dustaway, Flickr // CC BY-NC 2.0
dustaway, Flickr // CC BY-NC 2.0 / dustaway, Flickr // CC BY-NC 2.0

Arachnid adaptation is a beautiful thing. Rather than chase down prey, spiders often use visual trickery to lure their insect meals into a false sense of security and to keep their own predators at bay. Take a look at some of the best camouflage on the web.


Ettore Balocchi, Flickr // CC BY 2.0

Before you stop and smell the flowers, consider that some might harbor a crab spider that’s changed colors to match the petals. Found in North America and Europe, Misumena vatia will blend in with its background and wait for prey like butterflies or bees to come along, grabbing the food with its front legs and injecting venom.


Bernard DUPONT, Flickr // CC BY-SA 2.0

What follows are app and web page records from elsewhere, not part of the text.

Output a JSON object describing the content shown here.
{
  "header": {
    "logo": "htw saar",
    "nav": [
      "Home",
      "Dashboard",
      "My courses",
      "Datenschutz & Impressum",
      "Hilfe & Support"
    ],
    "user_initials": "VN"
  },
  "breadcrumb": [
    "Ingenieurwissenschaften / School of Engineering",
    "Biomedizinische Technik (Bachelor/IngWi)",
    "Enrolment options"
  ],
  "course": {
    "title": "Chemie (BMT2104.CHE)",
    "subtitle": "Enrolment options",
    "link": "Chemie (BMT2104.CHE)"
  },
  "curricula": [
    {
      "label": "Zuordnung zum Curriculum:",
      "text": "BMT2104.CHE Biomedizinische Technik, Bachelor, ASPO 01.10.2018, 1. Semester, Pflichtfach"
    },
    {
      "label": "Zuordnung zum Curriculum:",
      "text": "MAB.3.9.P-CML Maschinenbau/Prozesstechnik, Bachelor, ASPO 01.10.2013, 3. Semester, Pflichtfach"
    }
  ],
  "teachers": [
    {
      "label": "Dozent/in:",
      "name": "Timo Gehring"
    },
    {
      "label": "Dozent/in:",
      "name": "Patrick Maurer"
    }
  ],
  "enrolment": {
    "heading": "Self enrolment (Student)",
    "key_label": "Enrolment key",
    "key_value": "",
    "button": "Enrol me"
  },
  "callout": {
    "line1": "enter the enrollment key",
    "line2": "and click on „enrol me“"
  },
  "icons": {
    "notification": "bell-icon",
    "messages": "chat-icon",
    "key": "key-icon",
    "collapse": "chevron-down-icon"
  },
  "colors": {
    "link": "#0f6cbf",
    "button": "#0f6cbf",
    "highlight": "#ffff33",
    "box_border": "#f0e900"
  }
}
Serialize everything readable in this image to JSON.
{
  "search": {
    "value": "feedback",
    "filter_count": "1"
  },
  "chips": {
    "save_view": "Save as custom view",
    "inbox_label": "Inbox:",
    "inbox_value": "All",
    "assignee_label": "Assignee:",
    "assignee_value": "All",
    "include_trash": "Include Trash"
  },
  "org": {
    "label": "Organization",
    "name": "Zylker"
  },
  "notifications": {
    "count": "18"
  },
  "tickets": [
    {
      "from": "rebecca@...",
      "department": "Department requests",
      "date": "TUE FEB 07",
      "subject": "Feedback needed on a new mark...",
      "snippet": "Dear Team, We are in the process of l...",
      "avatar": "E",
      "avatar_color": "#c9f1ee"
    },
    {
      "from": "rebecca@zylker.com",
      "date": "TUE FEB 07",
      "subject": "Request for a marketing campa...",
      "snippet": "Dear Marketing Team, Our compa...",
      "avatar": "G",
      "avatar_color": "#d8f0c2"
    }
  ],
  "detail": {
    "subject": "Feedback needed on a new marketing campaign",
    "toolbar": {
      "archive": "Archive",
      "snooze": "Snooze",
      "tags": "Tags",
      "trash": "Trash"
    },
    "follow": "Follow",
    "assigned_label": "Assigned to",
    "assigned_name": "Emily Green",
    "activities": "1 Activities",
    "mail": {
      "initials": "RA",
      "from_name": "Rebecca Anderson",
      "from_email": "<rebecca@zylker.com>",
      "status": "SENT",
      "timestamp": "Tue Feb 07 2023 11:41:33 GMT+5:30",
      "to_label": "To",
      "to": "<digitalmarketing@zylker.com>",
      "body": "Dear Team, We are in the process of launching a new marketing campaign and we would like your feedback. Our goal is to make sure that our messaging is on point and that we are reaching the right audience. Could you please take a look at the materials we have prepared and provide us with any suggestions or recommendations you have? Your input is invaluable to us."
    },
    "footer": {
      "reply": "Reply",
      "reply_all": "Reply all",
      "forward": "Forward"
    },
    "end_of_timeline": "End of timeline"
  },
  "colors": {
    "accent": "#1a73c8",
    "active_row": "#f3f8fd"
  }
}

Known as the Lichen Huntsman, this spider is found in Australia and surrounding islands. It can’t change color on demand—but it can find bark or another background that’s close in color to its own appearance, then sit still and wait for some poor sucker to come around. With eyes in the front, top, and back of its head, it can also see you coming from practically anywhere. Click here to see it in action.


Katja Schulz, Flickr // CC BY 2.0

This is not an ant. This is a spider that looks very much like an ant and mimics ant behavior, waving its front legs like antennae. P. picata has even developed a counter to ants being able to detect each other’s scent: It doesn’t really smell like anything at all, a ploy called chemical insignificance. Surprisingly, it doesn’t use this trait to devour other ants, but to avoid visual predators that consider the ants unpalatable.


dustaway, Flickr // CC BY-NC 2.0

Known as the wrap-around spider, D. conifera can wrap itself around tree limbs and flatten out its body so it’s almost indistinguishable from its botanical hangout. The ability is due in large part to its concave belly, which allows it to hug round branches.


Jean and Fred, Flickr // CC BY 2.0

One highly effective way to avoid being eaten is to resemble a pile of poop. Celaenia excavata, or the bird-dropping spider, bears a strong resemblance to avian dung. The camouflage is so effective that C. excavata will leave itself in vulnerable and exposed positions during the day, confident no predator will opt to munch on feces when there are more appealing options around.